Those are all much better reasons to not watch the Super Bowl (or any football games, for that matter) than a blown call during the NFC Championship game. Especially when the Saints shouldn't have been in the position where the score was that close then anyway. And especially when Drew Brees threw an interception in overtime. True, that no-call very likely cost the Saints a spot in the Super Bowl, but these facts do not take away from the fact that the people of New Orleans in no way overreacted or were too excessive by partying on Sunday instead of watching the Super Bowl.
Fans of other teams and people who just hate New Orleans in general for whatever reason have claimed it was a "protest" and that Saints fans "weren't just finding an excuse to party -- they're still mad and should get over it." Never have people been more wrong. Are some of us still bummed? Absolutely. Were most of us happy we got to day drink in the streets, don some early Mardi Gras costume pieces, boil crawfish, and listen to some classic NOLA hip-hop and bounce with thousands and thousands of our friends, family, and neighbors? Yeah you right.
To claim that we were protesting or were still genuinely angry is to completely misunderstand New Orleans and how we do things here. The only reason we'd still be salty right now is because of our food -- not a blown call. There's been some "New New Orleans" tomfoolery in recent years that whitewashes or over-exaggerates New Orleans traditions, but this celebration of our team and our city this past Sunday -- that's just classic New Orleans tomfoolery.
Our parades for Mardi Gras -- by the way, a weeks long party -- feature floats that directly skewer local and national politics and pop culture. Our funerals end with huge buffet meals and copious amounts of alcohol and some light ribbing of the deceased. People threw a parade for a friggin' cat that died at an Entergy substation that caused a blackout for a portion of the city.
What took place last Sunday is just a reflection of who we are -- a resilient people that has had to pick ourselves up and dust off our pants more than just a couple of times and about more serious things than a football game. And that's why a football game is so important to us -- the Saints bring the city together. They give us a distraction from a rising cost of living and stagnant wages and corrupt politicians and how so many of our friends and family are gone because they either died or moved after the Storm and the levee breaches and how goddamned hot it is here and for some reason we still wear these black jerseys when it's 98 degrees with 80% humidity. The players adopt New Orleans as their homes. They're not just passing through -- they live here and they love this city as much as we do.

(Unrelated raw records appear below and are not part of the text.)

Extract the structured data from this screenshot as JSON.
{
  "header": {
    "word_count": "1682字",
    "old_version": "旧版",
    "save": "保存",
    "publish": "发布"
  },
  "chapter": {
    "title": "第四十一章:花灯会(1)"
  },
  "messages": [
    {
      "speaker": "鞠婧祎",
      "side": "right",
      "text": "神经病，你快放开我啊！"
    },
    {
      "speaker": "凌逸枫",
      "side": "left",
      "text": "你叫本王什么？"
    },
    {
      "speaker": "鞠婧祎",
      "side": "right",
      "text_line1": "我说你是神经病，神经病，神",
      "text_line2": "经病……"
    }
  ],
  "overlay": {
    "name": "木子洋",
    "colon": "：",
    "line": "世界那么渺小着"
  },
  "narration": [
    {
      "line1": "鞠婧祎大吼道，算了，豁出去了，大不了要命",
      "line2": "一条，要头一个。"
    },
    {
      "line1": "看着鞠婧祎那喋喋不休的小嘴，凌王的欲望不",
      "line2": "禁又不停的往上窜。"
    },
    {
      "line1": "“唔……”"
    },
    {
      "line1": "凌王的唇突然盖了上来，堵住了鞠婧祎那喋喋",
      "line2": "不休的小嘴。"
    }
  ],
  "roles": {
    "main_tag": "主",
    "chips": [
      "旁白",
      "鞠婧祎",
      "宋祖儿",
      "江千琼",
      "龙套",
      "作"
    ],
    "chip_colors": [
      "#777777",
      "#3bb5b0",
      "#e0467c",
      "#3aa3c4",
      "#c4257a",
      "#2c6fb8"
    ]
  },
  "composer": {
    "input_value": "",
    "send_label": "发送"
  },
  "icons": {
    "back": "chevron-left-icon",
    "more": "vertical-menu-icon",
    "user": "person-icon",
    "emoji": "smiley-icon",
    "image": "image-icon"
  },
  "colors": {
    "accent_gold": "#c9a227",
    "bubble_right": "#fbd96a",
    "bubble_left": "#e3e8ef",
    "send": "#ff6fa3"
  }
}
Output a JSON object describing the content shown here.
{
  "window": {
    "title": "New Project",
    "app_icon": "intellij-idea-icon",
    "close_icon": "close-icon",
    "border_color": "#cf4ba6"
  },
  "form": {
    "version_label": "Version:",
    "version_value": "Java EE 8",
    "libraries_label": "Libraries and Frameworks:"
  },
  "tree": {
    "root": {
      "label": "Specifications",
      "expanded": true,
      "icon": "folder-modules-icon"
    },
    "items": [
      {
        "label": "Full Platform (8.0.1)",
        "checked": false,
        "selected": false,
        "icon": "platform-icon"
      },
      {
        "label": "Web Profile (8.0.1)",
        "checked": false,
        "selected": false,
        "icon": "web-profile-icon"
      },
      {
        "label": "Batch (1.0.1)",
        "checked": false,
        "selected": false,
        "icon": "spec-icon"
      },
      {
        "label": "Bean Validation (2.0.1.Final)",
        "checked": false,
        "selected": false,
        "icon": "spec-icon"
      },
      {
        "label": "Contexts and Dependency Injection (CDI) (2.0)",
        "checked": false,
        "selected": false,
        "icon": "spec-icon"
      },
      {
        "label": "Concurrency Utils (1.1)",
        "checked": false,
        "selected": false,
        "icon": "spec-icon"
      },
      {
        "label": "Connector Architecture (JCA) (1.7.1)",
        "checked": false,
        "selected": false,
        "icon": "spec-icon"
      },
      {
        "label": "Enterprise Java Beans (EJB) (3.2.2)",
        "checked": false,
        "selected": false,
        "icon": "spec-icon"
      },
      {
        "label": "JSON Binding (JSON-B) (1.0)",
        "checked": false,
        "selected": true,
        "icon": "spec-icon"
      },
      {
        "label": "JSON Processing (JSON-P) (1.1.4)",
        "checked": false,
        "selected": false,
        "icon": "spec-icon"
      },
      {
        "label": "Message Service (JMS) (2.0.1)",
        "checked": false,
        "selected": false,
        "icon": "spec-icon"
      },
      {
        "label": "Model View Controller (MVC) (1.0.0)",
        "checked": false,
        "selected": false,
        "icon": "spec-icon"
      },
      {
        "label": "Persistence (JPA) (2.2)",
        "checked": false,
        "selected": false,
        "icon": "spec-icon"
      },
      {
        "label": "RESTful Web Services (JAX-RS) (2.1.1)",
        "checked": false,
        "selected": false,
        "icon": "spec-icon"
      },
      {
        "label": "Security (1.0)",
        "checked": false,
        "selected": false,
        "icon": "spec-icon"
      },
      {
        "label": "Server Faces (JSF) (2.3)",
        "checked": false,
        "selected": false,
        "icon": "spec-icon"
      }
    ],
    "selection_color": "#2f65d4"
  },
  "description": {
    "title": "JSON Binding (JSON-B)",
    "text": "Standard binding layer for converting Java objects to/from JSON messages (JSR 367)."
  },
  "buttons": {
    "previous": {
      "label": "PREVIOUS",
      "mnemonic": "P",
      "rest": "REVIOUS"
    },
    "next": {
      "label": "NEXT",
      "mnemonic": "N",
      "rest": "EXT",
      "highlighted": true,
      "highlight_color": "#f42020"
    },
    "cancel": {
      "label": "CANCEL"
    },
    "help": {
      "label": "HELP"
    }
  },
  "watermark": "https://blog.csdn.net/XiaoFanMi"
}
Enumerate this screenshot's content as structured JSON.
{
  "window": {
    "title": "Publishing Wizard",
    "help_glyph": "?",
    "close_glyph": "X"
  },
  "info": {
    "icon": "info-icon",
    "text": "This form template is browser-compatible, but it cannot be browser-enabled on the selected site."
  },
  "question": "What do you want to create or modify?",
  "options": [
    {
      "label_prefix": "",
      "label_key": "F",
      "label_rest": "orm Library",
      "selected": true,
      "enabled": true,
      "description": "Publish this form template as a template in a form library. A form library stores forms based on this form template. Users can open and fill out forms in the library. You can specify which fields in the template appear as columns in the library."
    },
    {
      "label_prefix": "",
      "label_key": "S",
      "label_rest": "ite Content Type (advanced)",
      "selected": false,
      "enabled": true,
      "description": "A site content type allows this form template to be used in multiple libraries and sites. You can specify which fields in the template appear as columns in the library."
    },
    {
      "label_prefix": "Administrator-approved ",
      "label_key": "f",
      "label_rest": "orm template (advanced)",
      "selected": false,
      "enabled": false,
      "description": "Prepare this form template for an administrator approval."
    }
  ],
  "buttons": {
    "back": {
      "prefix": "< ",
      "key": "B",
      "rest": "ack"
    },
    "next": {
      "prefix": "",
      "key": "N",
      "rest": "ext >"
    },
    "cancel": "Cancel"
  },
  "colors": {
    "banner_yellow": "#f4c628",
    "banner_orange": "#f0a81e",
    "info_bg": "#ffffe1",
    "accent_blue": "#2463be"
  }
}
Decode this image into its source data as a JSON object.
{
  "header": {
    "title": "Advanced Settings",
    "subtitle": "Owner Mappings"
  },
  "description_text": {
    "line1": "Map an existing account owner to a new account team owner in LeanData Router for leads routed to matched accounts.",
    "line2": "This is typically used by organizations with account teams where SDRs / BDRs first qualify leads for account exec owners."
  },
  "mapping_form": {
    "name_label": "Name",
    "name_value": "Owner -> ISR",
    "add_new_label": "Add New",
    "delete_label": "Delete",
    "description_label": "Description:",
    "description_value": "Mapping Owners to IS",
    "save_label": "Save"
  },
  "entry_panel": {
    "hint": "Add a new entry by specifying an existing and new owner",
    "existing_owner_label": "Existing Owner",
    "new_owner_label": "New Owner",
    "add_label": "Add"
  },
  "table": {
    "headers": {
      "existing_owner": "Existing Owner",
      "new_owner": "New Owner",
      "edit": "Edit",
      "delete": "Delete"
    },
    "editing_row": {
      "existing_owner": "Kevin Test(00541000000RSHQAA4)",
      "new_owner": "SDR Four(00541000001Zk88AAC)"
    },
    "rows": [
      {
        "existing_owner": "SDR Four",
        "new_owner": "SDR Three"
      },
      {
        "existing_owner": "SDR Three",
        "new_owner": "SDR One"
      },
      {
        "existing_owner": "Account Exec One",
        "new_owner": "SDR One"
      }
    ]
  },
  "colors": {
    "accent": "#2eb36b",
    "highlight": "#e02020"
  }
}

Football is big in the south all over, for sure, but what the Saints represent for us in New Orleans, what the Saints do for us in New Orleans -- that's not just a southern love of football. It's one of the many beats that keep the incredible heart of New Orleans going.
So yeah, that missed call sucked and our heads hung low for a few days after. But instead of doing like so many other fanbases do when their team wins and they take to the streets and set fires and flip cars and smash windows, Saints fans took a loss and turned it into a pre-party for the two week party we're throwing in a week. And baby, in the words of Frank Davis, that's naturally N'awlins.
(Only he called it that)